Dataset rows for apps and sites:
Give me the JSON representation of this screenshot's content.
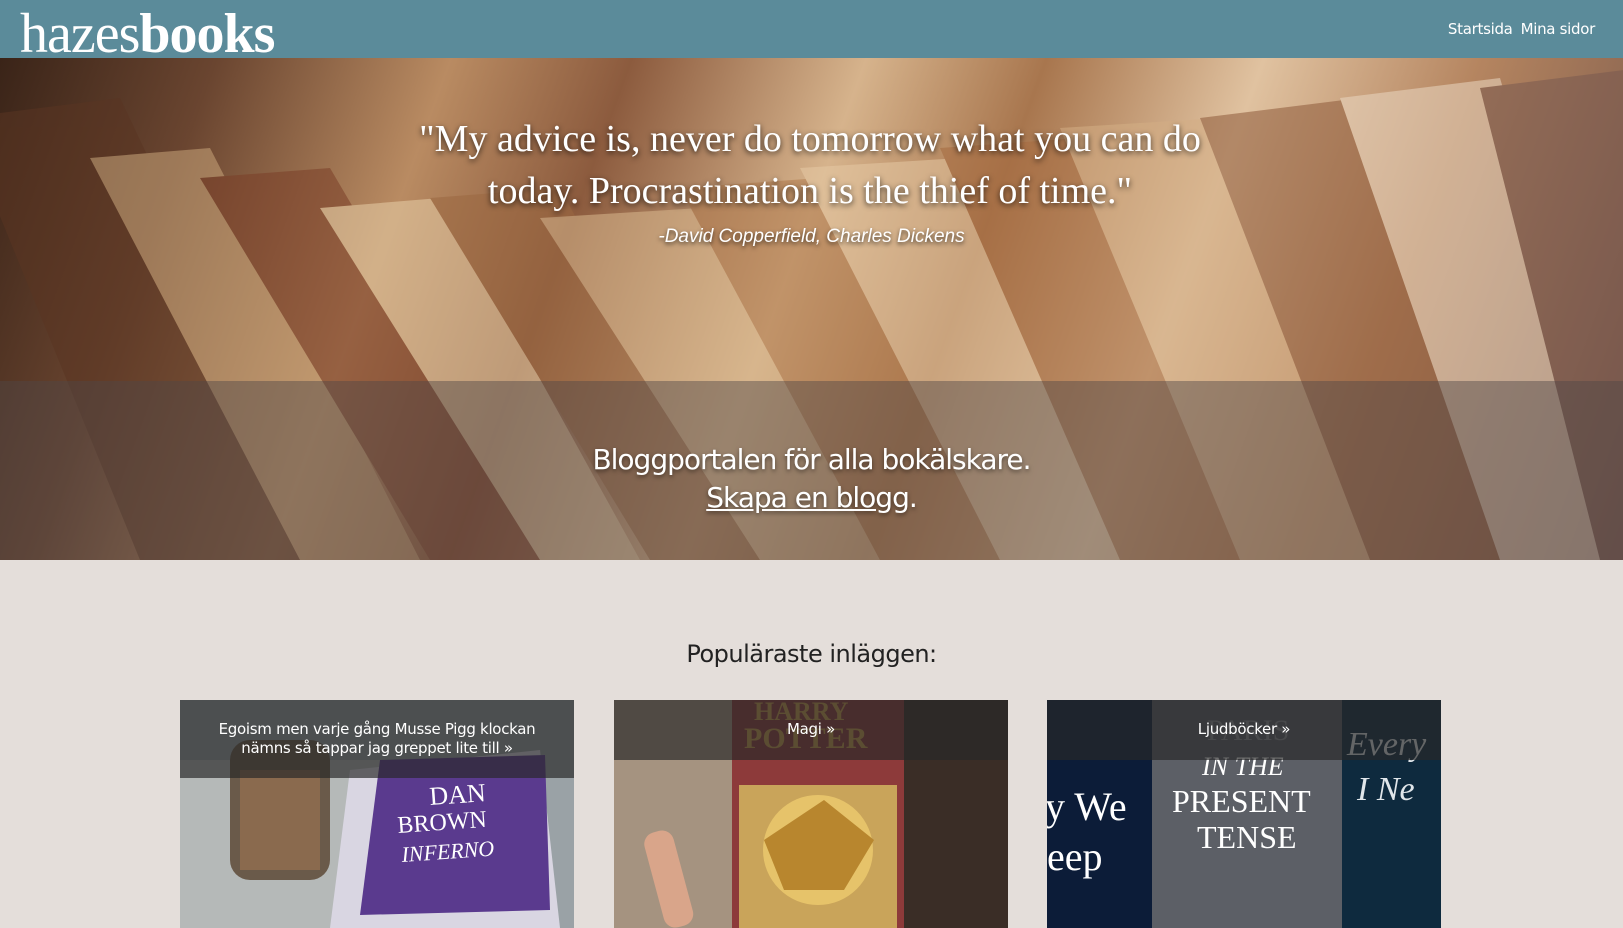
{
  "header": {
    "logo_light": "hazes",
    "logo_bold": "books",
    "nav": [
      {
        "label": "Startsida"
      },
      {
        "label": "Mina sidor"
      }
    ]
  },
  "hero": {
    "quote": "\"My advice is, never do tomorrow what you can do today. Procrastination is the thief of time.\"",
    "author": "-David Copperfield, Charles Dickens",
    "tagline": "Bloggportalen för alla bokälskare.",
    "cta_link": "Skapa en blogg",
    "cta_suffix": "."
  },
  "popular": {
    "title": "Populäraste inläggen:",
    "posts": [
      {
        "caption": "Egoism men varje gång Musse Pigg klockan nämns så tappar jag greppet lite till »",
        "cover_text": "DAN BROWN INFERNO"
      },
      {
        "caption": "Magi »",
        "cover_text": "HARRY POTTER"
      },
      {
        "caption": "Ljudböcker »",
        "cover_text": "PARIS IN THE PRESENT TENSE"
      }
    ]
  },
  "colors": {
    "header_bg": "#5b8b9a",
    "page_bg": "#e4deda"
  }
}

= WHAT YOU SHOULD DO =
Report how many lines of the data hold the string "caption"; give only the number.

= RESPONSE =
3